Could you copy every line in the listing below that has the word "trong"?

-*-*-

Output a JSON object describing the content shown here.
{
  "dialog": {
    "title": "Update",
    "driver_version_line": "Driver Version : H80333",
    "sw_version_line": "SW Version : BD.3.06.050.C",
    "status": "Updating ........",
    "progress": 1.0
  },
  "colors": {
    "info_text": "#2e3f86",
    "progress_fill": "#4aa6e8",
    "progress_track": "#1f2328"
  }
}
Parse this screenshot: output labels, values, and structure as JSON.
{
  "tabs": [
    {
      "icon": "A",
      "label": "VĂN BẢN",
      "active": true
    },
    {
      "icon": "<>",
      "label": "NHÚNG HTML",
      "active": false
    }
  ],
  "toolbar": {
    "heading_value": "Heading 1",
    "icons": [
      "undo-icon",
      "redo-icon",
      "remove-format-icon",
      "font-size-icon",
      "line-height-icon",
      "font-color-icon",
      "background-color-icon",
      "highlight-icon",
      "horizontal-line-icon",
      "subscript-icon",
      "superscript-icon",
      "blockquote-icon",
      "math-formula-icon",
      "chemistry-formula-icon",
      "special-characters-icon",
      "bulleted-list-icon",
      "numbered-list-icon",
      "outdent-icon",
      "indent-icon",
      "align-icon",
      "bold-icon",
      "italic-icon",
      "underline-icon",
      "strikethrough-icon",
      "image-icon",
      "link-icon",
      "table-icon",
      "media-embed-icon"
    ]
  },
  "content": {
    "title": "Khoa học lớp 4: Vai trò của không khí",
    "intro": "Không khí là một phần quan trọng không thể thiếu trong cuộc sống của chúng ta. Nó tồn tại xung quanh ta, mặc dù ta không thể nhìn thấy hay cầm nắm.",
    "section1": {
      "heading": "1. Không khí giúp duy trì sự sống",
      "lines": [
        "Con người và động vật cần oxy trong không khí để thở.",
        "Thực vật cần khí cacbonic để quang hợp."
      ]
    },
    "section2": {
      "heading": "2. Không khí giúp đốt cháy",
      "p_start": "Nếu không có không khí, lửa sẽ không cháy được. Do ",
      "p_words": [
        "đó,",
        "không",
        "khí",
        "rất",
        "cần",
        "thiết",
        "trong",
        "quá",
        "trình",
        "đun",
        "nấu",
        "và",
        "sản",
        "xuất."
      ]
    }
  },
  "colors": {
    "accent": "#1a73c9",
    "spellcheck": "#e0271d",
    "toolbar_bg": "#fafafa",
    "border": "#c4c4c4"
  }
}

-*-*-

■ Answer to this problem
    "intro": "Không khí là một phần quan trọng không thể thiếu trong cuộc sống của chúng ta. Nó tồn tại xung quanh ta, mặc dù ta không thể nhìn thấy hay cầm nắm.",
        "Con người và động vật cần oxy trong không khí để thở.",
        "trong",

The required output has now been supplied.